In 1993, Richard joined Geoterrex Ltd, an airborne geophysical survey company, where he worked as a research scientist in ground and airborne geophysics. There he helped develop methods for acquiring and interpreting geophysical data. He co-developed the capability to collect B-field data rather that dB/dt data (the former is more sensitive to highly conductive bodies). With Jeff Thurston and others, he developed the Source Parameter Imaging (SPI) method, which uses the local wavenumber of magnetic data to estimate the depth to the magnetic sources. He has also published a number of case histories of geophysical methods being used for mineral and oil exploration. From 2000 to 2009 he was the R&D Manager at Fugro Airborne Surveys in Ottawa.
In May 2009, Richard took up an Industrial Research Chair in Exploration Geophysics at Laurentian University in Sudbury.
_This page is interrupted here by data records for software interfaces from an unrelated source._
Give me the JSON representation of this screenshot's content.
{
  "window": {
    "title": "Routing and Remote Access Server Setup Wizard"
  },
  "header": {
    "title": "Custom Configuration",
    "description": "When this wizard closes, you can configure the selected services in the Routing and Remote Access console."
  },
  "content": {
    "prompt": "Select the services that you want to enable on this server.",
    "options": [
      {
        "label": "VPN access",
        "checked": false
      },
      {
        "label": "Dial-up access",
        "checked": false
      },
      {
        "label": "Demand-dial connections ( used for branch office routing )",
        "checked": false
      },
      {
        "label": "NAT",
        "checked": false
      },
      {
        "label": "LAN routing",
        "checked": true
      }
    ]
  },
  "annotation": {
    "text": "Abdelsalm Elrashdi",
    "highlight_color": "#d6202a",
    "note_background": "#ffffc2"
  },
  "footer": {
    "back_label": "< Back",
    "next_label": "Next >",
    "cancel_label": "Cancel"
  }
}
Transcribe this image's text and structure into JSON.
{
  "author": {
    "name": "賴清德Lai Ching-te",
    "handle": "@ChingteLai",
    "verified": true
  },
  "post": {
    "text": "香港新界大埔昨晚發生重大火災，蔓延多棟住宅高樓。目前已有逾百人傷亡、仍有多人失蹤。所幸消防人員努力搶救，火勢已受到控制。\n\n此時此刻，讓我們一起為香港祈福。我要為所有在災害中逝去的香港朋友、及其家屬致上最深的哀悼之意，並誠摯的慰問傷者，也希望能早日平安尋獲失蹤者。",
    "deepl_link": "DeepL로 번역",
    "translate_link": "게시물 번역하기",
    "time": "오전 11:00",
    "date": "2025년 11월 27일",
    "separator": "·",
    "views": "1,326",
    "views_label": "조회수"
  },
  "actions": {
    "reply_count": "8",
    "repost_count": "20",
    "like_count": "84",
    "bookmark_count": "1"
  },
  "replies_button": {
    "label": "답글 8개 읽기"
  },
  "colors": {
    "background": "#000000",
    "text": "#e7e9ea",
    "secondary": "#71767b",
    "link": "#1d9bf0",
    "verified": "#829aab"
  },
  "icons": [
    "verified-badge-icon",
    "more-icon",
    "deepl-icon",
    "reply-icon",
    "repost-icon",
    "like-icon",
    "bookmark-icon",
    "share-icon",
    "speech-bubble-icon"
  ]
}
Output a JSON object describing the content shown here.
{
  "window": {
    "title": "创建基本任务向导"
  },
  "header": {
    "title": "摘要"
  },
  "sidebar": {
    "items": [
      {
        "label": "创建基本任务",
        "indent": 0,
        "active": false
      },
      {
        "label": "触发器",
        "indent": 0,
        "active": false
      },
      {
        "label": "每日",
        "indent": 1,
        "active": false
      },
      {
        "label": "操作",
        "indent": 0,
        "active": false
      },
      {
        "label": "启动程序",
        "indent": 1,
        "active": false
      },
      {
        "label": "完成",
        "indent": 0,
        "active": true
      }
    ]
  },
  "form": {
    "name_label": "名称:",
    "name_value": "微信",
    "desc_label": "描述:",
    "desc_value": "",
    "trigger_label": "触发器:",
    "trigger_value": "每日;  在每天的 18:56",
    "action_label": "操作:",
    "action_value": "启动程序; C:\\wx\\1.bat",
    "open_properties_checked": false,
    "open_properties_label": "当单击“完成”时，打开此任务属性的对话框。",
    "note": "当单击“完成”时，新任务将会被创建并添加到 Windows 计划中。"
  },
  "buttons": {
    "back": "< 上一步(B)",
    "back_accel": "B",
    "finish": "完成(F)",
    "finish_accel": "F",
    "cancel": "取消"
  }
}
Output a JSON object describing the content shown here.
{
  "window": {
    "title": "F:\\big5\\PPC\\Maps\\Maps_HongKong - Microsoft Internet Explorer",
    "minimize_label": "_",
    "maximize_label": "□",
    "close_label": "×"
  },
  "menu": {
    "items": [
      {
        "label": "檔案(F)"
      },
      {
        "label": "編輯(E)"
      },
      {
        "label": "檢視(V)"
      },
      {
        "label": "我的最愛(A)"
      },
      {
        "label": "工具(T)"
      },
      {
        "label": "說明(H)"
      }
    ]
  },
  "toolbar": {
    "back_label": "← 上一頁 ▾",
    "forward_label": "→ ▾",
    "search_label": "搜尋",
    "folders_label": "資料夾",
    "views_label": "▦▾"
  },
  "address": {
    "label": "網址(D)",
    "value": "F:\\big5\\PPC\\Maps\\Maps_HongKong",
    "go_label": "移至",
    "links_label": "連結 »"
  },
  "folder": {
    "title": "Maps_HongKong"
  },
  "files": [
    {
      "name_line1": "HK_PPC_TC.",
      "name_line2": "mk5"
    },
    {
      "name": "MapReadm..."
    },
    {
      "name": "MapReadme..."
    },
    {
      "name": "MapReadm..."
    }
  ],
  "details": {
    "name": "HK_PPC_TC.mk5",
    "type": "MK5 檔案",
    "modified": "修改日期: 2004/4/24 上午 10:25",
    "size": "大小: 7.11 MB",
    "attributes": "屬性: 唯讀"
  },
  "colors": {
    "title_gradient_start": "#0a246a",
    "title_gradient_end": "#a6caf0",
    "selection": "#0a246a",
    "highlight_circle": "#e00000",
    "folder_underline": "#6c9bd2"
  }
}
There he will be working with sponsor companies on developing tools to acquire, process and interpret geophysical data to assist in the discovery of ore bodies in the Sudbury Basin and beyond.
Dr. Smith is active in the geophysical community participating in committees of the Society of Exploration Geophysicists (SEG), the Australian SEG and the Prospectors and Developers Association of Canada. He has taught a number of Continuing Education Courses with the SEG and is currently the Chair of the Mining and Geothermal committee of the SEG. Richard was a CSEG scholarship recipient in 1985/86 and has published two articles in the CSEG RECORDER. Dr. Smith is the recipient of a number of awards for the “best presentation” at conferences and is a co-recipient for the award for the best paper in the journal Geophysics for 1997. He is recognized internationally as a leading authority in airborne electromagnetic methods and in techniques for interpreting magnetic data.
Chen, J., and Raiche, A., 1998. Inverting AEM data using a damped eigenparameter method. Exploration Geophysics 29, 128–132.
Fountain, D., 1998. Airborne electromagnetic systems – 50 years of development: Exploration Geophysics, 29, 1-11.
Kellett, R., 2007. A geophysical facies description of Quaternary channels in northern Alberta: CSEG RECORDER, December, pp 49-55.
Smith, R.S., and Koch, R., 2006, Airborne EM measurements over the Shea Creek uranium prospect, Saskatchewan, Canada: SEG, Expanded Abstracts, 25, no. 1, 1263- 1267.
Smith, R.S., O’Connell, M.D., Poulsen, L.H., 2004. Using airborne electromagnetic surveys to map the hydrogeology of an area near Nyborg, Denmark. Near Surface Geophysics, 2, 123-130.
Wolfgram P. and Karlik G. 1995. Conductivity-depth transform of GEOTEM data. Exploration Geophysics 26, 179-185. (Discussion in Exploration Geophysics 26, 549.)